--- EXTRACTED MATERIAL Enclosed Below ---

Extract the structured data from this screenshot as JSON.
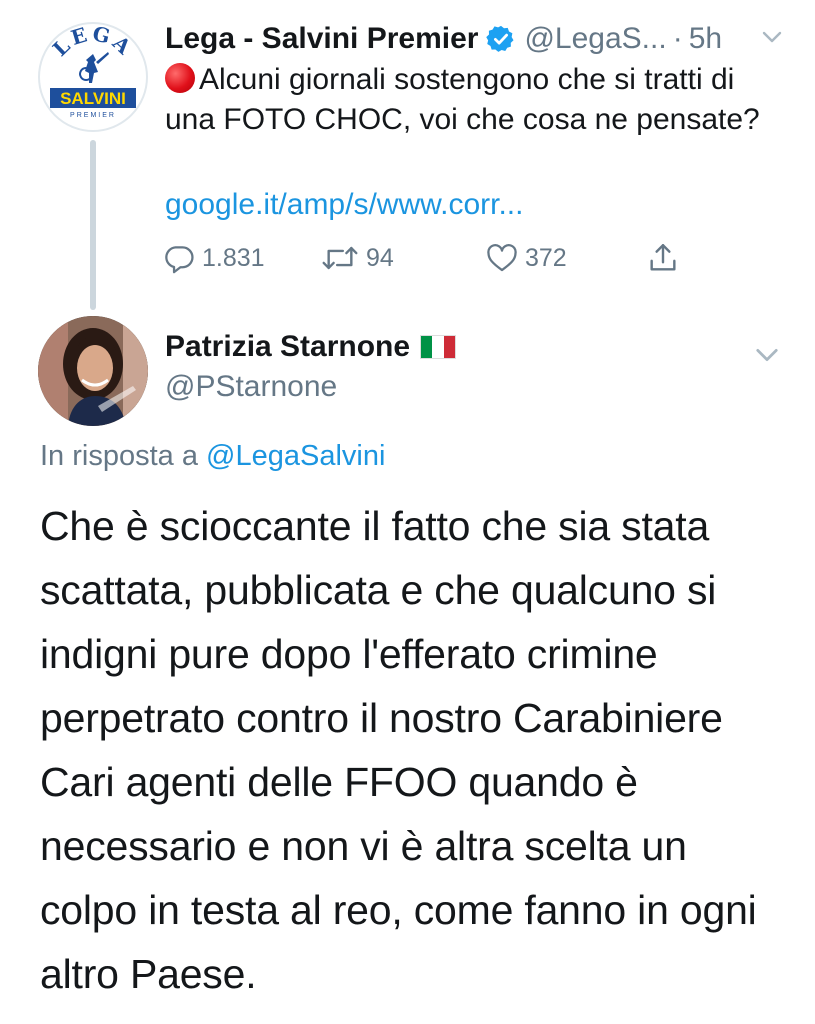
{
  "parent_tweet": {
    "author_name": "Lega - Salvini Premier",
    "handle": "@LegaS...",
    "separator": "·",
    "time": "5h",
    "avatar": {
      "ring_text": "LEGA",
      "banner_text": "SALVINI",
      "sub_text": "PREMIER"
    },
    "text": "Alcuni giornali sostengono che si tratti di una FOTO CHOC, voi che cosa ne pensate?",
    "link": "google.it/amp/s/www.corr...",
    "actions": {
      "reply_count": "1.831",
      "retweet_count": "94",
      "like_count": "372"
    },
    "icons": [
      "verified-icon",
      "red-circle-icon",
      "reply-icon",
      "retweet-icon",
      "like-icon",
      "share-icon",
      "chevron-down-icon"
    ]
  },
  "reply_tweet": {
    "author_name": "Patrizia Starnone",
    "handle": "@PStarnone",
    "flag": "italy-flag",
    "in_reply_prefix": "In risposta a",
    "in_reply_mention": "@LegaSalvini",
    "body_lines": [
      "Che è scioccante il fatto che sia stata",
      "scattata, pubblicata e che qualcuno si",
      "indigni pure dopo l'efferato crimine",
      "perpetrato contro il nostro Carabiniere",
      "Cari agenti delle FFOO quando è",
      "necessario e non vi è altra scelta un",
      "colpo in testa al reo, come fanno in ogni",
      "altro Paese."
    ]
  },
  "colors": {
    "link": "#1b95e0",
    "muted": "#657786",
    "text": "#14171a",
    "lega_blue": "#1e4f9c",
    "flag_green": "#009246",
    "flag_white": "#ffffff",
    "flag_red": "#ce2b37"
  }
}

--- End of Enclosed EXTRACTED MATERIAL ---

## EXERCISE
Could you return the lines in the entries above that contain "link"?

## REPLY
    "link": "google.it/amp/s/www.corr...",
    "link": "#1b95e0",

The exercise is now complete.